Paints (Even Low-VOC) Can Increase Childhood Asthma & Allergies
Did you know paints (even low-VOC) can increase childhood asthma and allergies? We’ve written a lot over the years about the dangers of volatile organic compounds (aka VOC’s):
If this is your first VOC rodeo though, here is the gist:
VOCs are volatile organic compounds, or, in simpler terms, gasses released from products and substances. You’ll find them in everything from cleaners and cosmetics to crafting supplies and carpeting. They aren’t all bad, but many VOCs commonly found in these products are linked to short-term health effects like headaches and nausea and long-term health effects like asthma, neuro-developmental impacts, congenital defects, and even cancer.
What VOCs are in paint?
In conventional paints, specifically, you’ll find toxic VOCs like:
- Formaldehyde: A known human carcinogen that’s also associated with eye, nose, and throat irritation; wheezing and coughing; fatigue; skin rash; and severe allergic reactions. (Sources: National Cancer Institute, US Environmental Protection Agency [EPA])
- Acrolein: Which is very irritating to the eyes, nose, throat, lungs, stomach, and skin, but in regards to potential health impacts like cancer, birth defects, or reproductive issues – we simply don’t know because there haven’t been enough studies. (Source: US Agency for Toxic Substances and Disease Registry [ATSDR])
- Benzene: Another known human carcinogen. (Source: US EPA)
Many companies today are touting their low-VOC paints as an excellent way to avoid all these nasty toxics, but what is the threshold for “low” exactly?
- Run-of-the-mill Paint: Federal VOC limits are now set at 250 grams per liter (g/l) for flat paints and 380 g/l for others. But, there’s a patchwork of different standards in states and regions across the U.S. For example, California’s standards are stringent: 150 g/l for non-flat finishes and 100 g/l for flat. And, when you have lower requirements in such a massive economy, it tends to impact the whole industry, so today, a typical can of flat interior latex paint contains about 150 grams per liter of VOCs.

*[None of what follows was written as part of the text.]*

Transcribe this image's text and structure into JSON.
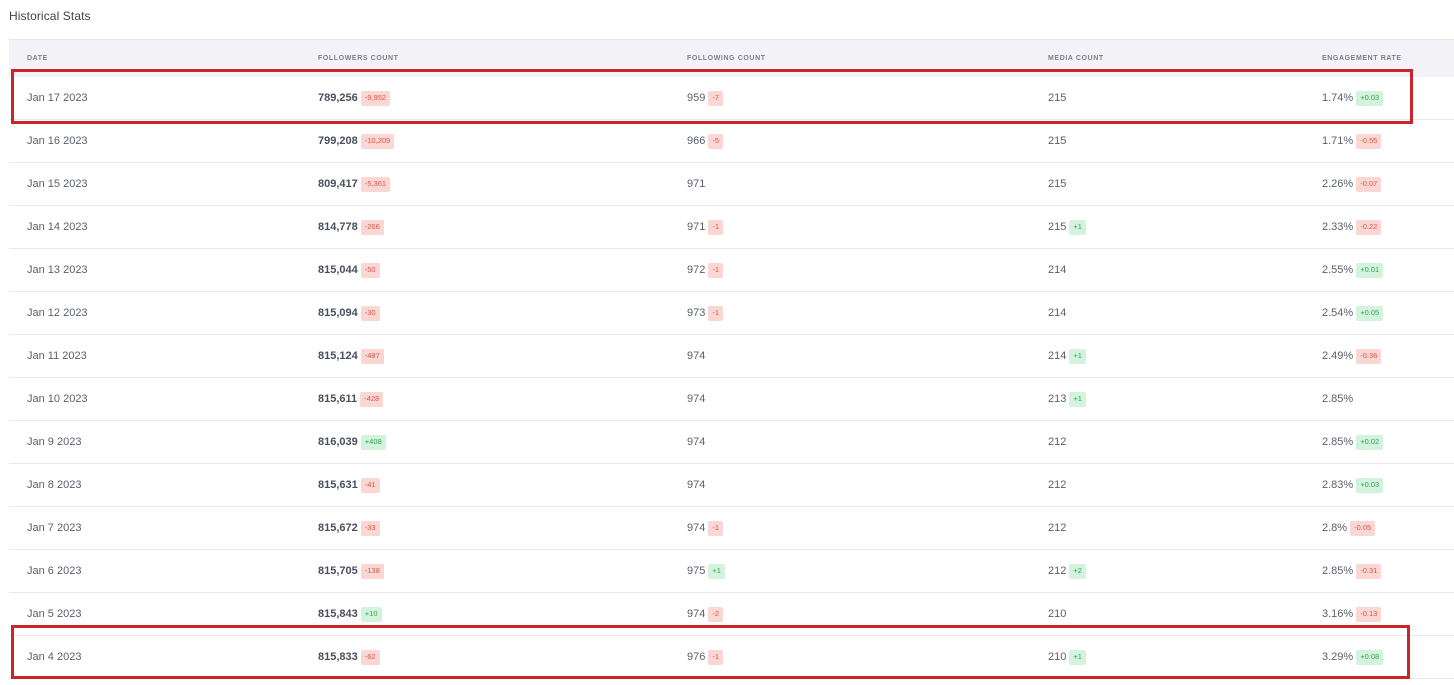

- Low-VOC is usually 50 g/l or less; and
- No-VOC is usually 5 g/l or less.
Plus, VOC content regulations were developed to help reduce outdoor VOC emissions that contribute to the formation of ground ozone and smog. They were not developed to reduce indoor VOC emissions or chemical exposure to building occupants. Since not all VOCs contribute to ozone and smog formation, “low-VOC” or “no-VOC” products may still contain toxic VOCs that can off-gas into the indoor environment (like formaldehyde!)
What are the health impacts? We don't know for sure, but a study from the National Institute of Health found that exposure to VOCs at even low levels can increase the risk of childhood asthma. And while this study only focused on childhood asthma, other studies have shown children exposed to fumes from paint and common cleaner have a higher risk of allergies as well as asthma. While these studies aren't definitive and more research needs to be done, we think it's reason enough to find safer alternatives.
What can you do?
Given the fact that most companies have taken advantage of the lack of oversight and regulation and perpetuate marketing messages that blur the truth, you really need to do your research before buying any paint.
For both the paint and the color tint, ask the manufacturer for the MSDS (or get it off the web), which should spell out the ingredients, so you can identify any of concern that may not fall under federal VOC regulations.
Find a company you can trust — like Lullaby Paints. Seriously, we were just as frustrated with the industry and that’s why we created our paints. We are currently the only company in the industry that has fully disclosed what's in our paints. We have nothing to hide!
And, in case you’re wondering, we didn’t compromise on quality even a smidgen. We created an award-winning paint, praised as much for its color, coverage, and durability, as it is for its safety. Lullaby Paints might take a little more time and effort to produce, but we think that our babies are worth it.
The information provided on this site is intended for your general knowledge only and is not a substitute for professional medical advice or recommendations. Please consult your healthcare provider with any questions or concerns you may have regarding the issues raised here.